Creating a German-Italian culture of remembrance
At the presentation of the report
© photothek / Hünerfauth
In Rome, Foreign Minister Guido Westerwelle and his Italian counterpart Giulio Terzi have been presented with the report by the German-Italian Commission of Historians dealing with the process of coming to terms with wartime history by working through it together. The report aims to contribute to the creation of a shared culture of remembrance and contains recommendations to that end.
In a joint declaration issued at the presentation of the report, the Ministers stated the following:
The creation of a shared culture of remembrance is a complex process, and the Commission’s work does not bring this task to completion. Nonetheless, the report we have received today is a significant achievement and can serve as the basis for introducing and developing other initiatives, for example to commemorate the victims of National Socialist crimes.

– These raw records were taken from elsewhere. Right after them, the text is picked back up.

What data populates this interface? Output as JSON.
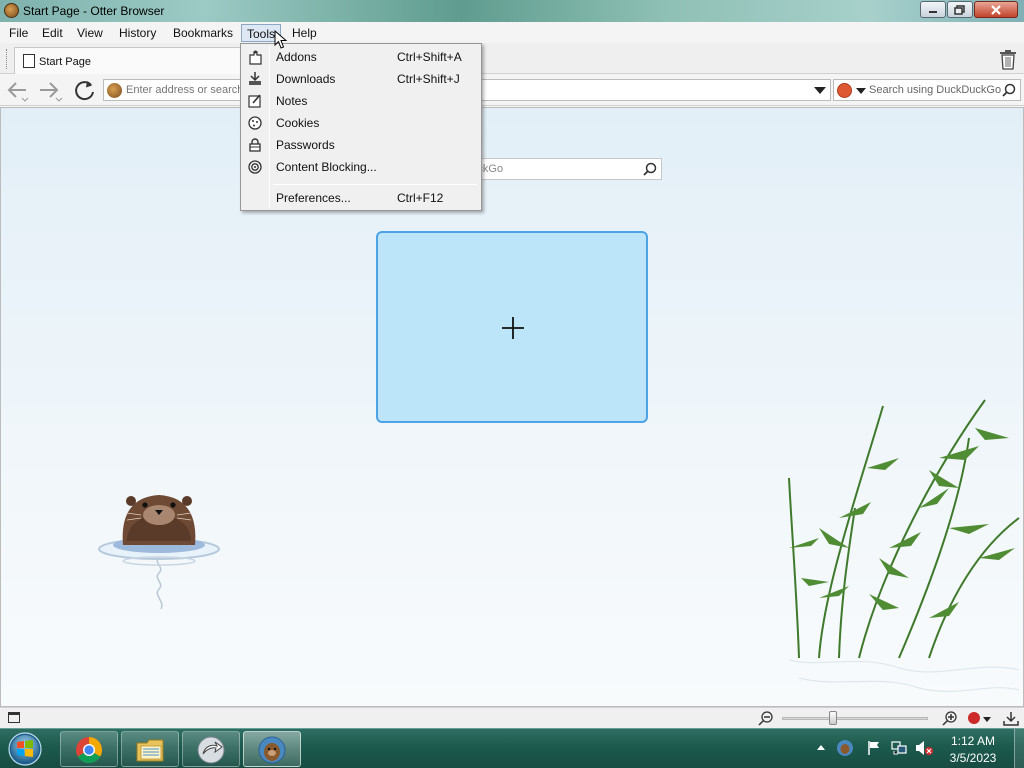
{
  "window": {
    "title": "Start Page - Otter Browser"
  },
  "menubar": {
    "items": [
      "File",
      "Edit",
      "View",
      "History",
      "Bookmarks",
      "Tools",
      "Help"
    ],
    "active": "Tools"
  },
  "tabs": [
    {
      "label": "Start Page"
    }
  ],
  "navbar": {
    "address_placeholder": "Enter address or search...",
    "search_placeholder": "Search using DuckDuckGo"
  },
  "start_page": {
    "search_placeholder": "Search using DuckDuckGo"
  },
  "tools_menu": {
    "items": [
      {
        "label": "Addons",
        "shortcut": "Ctrl+Shift+A",
        "icon": "addons-icon"
      },
      {
        "label": "Downloads",
        "shortcut": "Ctrl+Shift+J",
        "icon": "downloads-icon"
      },
      {
        "label": "Notes",
        "shortcut": "",
        "icon": "notes-icon"
      },
      {
        "label": "Cookies",
        "shortcut": "",
        "icon": "cookies-icon"
      },
      {
        "label": "Passwords",
        "shortcut": "",
        "icon": "lock-icon"
      },
      {
        "label": "Content Blocking...",
        "shortcut": "",
        "icon": "content-blocking-icon"
      },
      {
        "label": "Preferences...",
        "shortcut": "Ctrl+F12",
        "icon": ""
      }
    ]
  },
  "taskbar": {
    "clock_time": "1:12 AM",
    "clock_date": "3/5/2023",
    "apps": [
      "chrome-icon",
      "file-explorer-icon",
      "app-arrow-icon",
      "otter-browser-icon"
    ]
  },
  "colors": {
    "speed_dial_fill": "#bde5fa",
    "speed_dial_border": "#4da3e6",
    "menu_highlight": "#dde8f4"
  }
}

The Ministers said that they would pay great attention to the Commission’s recommendations and that they wanted to review possibilities to implement them. The Villa Vigoni, the German-Italian Centre for European Excellence, will play a special role in this.
The final report of the German–Italian Commission of Historians

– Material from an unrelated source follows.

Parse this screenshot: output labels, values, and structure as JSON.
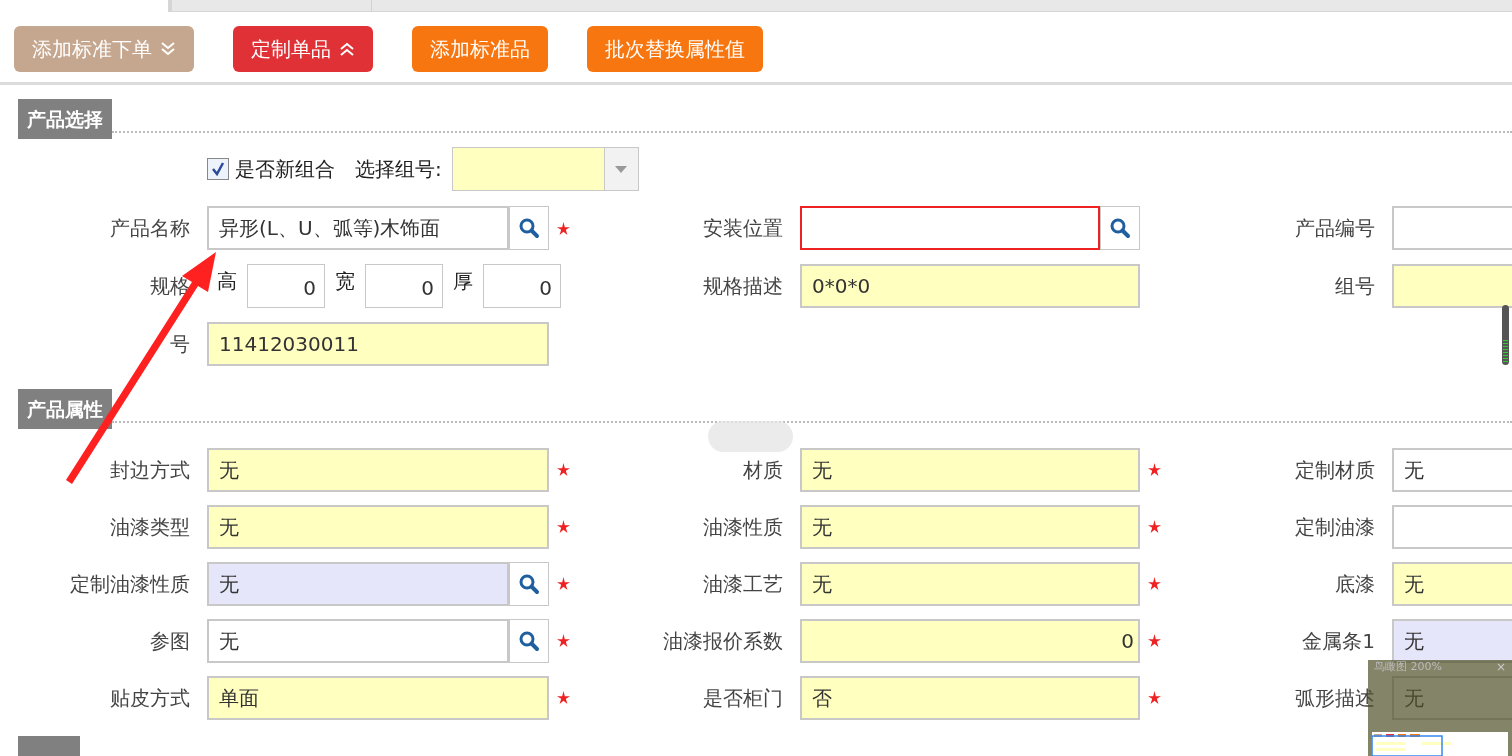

In his speech at the presentation of the report, Westerwelle said that the report made one thing clear: “Europe is the historical and political answer to the darkest chapter in Germany’s history. Europe is the peaceful answer to centuries of fraternal wars on our continent.”

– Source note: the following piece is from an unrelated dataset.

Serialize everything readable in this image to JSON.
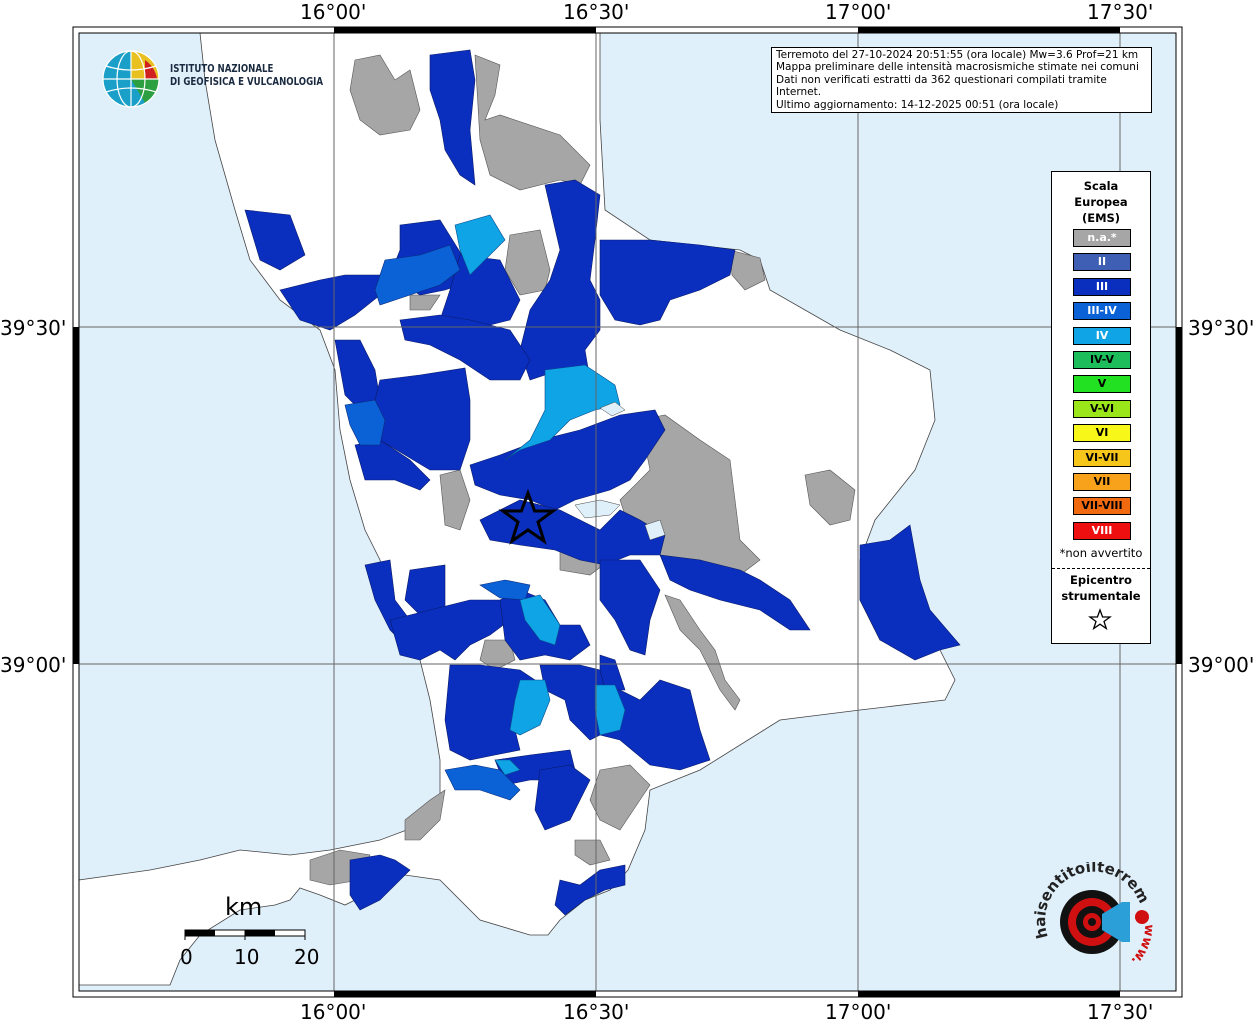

Creating and cultivating a culture of remembrance
In an interview with the Italian daily Corriere della Sera, Westerwelle said that he could easily imagine that Italy and Germany might together establish a memorial to Italian military internees. He added that research in both countries could continue to receive support. He also said that projects of groups and associations of victims in Italy should be supported and that their contacts to Germany should be promoted. Concerning relations between Germany and Italy since World War II, Westerwelle said: “In 2012 we can only be full of gratitude when we look back at the friendship we have been able to establish over the past decades.”
The German-Italian Commission of Historians was set up in November 2008 at the German-Italian summit in Trieste. Its purpose was to examine the process of coming to terms with the countries’ wartime history by working through it together. The result of the Commission’s three years of work can be found in the final report, which has now been presented to the two Foreign Ministers. The report, which looks especially at the fate of former Italian military internees, makes concrete recommendations on creating a shared culture of remembrance. In an interview with Corriere della Sera, Westerwelle said that the German Government wanted to see that proper recognition was given to the fate of Italian military internees.
Last updated 19.12.2012